Your school year is winding down and we could not be more pleased with the progress you have made! All this amazing progress is in large part to the outstanding, and dedicated teacher and assistants that you had this year!
They are awesome!
Teachers don't receive nearly enough credit (or pay) for all they do. They work tirelessly, often many hours at home cutting into their personal family time to provide everything our children need to succeed in this world. There simply are no words to express our sincere gratitude for them taking on this important role in our children's lives.
There are those teachers that kids rave about, and the ones that are lucky enough to see siblings through out the years. Then there are those teachers (and assistances too) that fly under the radar and perhaps aren't as well known to most children and parents within the school. Their classroom size is significantly smaller and the odds of siblings passing through is usually slim. These teachers have chosen a little bit of a different path then that of their peers. While academic success is the goal for all teachers, their path is adorned with windmills and tulips rather than the epic sight of the leaning tower of Pisa.
Let me explain.

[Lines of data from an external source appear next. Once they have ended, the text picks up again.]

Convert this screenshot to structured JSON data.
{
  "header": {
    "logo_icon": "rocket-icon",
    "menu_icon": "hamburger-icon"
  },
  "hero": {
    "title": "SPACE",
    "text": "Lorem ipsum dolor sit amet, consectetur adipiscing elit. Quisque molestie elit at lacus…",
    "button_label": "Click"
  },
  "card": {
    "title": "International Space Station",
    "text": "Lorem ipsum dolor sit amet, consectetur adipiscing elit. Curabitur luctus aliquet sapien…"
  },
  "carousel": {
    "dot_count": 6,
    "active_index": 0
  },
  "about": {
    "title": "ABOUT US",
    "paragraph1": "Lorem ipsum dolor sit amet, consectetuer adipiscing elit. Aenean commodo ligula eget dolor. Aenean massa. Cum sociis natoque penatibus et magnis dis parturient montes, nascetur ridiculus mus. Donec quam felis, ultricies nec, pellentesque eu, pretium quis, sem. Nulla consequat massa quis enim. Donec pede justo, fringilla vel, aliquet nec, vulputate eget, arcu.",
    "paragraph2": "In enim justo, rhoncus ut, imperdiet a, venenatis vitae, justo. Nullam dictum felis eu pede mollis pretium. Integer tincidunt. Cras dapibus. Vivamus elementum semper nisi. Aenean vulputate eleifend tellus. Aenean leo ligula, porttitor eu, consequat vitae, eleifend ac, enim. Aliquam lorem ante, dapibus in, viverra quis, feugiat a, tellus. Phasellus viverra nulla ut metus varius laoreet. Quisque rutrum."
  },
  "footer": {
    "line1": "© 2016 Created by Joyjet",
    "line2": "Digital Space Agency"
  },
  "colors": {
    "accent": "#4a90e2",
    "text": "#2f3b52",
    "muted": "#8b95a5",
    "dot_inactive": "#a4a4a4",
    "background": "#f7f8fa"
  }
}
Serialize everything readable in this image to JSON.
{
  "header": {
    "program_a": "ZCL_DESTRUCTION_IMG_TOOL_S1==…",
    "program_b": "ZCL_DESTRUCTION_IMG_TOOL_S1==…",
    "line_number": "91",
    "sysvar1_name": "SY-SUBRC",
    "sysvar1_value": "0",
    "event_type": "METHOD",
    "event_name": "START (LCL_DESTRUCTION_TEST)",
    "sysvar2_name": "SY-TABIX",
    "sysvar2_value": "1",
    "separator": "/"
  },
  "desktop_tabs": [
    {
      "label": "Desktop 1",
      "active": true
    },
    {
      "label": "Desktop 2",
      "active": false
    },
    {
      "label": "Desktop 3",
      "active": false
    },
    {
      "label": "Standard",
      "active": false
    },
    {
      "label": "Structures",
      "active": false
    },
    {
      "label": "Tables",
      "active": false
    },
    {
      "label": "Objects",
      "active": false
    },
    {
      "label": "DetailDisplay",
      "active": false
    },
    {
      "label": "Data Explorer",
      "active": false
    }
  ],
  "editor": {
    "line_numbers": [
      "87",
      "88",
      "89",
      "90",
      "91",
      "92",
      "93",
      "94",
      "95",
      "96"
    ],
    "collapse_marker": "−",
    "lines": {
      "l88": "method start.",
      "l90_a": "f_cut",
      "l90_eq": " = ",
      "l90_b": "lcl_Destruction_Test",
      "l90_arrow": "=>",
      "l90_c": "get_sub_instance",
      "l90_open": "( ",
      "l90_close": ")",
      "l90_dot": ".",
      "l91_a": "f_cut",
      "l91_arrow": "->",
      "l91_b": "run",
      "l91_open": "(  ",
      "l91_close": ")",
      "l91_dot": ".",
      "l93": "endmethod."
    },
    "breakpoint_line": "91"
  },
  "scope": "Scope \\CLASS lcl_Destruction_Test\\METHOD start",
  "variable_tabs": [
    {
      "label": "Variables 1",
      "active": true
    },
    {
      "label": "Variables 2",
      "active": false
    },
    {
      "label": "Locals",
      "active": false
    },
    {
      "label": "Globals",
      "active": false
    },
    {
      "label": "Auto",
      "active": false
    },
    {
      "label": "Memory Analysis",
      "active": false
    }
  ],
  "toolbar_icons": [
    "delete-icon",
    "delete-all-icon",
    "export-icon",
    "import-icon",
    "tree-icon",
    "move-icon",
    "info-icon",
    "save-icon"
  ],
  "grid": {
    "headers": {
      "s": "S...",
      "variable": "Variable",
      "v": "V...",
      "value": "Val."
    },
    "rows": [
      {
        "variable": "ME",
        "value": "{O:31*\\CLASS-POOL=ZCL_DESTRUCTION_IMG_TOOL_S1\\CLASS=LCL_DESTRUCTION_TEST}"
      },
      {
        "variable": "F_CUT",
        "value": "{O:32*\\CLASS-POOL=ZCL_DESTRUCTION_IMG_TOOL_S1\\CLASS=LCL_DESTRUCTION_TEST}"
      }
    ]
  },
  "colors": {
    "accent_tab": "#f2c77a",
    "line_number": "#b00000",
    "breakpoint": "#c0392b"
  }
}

One of my absolute favorite poems is called Welcome To Holland by Emily Kingsley. In short, it talks about what it's like to have a special needs child. Comparing it to waiting your whole life to go to Italy and when the time finally arrives, you get off the plane only to find yourself in Holland - unfamiliar with the language and everything around you. Confusion sets in as to why you've landed here instead. You soon realize that it may not be Italy, but it still has extraordinary beauty that is worth seeing.
Your teacher willingly chose the path to Holland.
I still remember the first day we met our beloved Miss Annie. It was Meet The Teacher night at the brand new Oakview Elementary. I walked in and immediately scanned the room. It was beautiful - all freshly painted and orderly. You could've destroyed it in a hot second no doubt!
Standing in awe, I regained focus when a voice said "Hello there, I'm Miss Annie!" There stood this beautiful, young woman smiling in front of me. She looked so sweet. I immediately felt bad for the future screaming that you may direct at her. I was nervous, I'm sure she was to. We introduced ourselves and she showed us around the room. The structure was similar to last year but this room had a certain new, clean feel. Not sure if we've ever been in a class where we got "the new stuff!" It was really nice!
You had your very own desk and schedule to follow. We weren't in preschool anymore baby girl, this was big kid school! I remember leaving thinking Miss Annie was awfully nice and extremely well organized, but I couldn't help but still feel uneasy. I was essentially giving her my heart to care for and I knew it would be no easy task.
For you my love, communication is a struggle. There's no specific guide I was following to raise you, so what was I to tell her? How was I to prepare her for you? You love shapes, colors, and numbers. But...don't like when someone blows their nose (or they may suffer the wrath of your Mike Tyson right hook!). Shoes and socks are a suggestion, and any opportunity to escape (to chase leaves or butterflies) is sure to keep her up late at night researching "how to child proof a classroom door while staying within fire code regulations!?"
Most teachers tend to keep a pretty distinct line between parent teacher relationships, but inevitably the line will blur a bit, because it needs to for your best interest. She will start to recognize if daddy's out of town or sister and brother had the day off of school, just simply by your mood and the disruption those things bring to your day to day structure. She quickly learned your mannerisms, sensory issues, strengths and challenges.
She's crawled under tables to be with you on a bad day, I'm sure taken a punch or kick once or twice (maybe more), been screamed at, cried to, drooled on, but she's also seen you grow academically and in many other ways not measured through traditional means. She has witnessed you learn remorse for naughty behavior and seen you express pride when you've done a good job. She's taught you many new things, and watched you overcome challenges...rejoicing right along side you every step of the way!
You see Addie, when you learn something new everybody wins! Everyone is proud of you! Because we know you fought hard to do so, so it's just that much sweeter.
So as we close this chapter and begin a new one, we will be forever grateful that Miss Annie chose the journey she did. She chose Holland, and in Holland she met you.
I love you,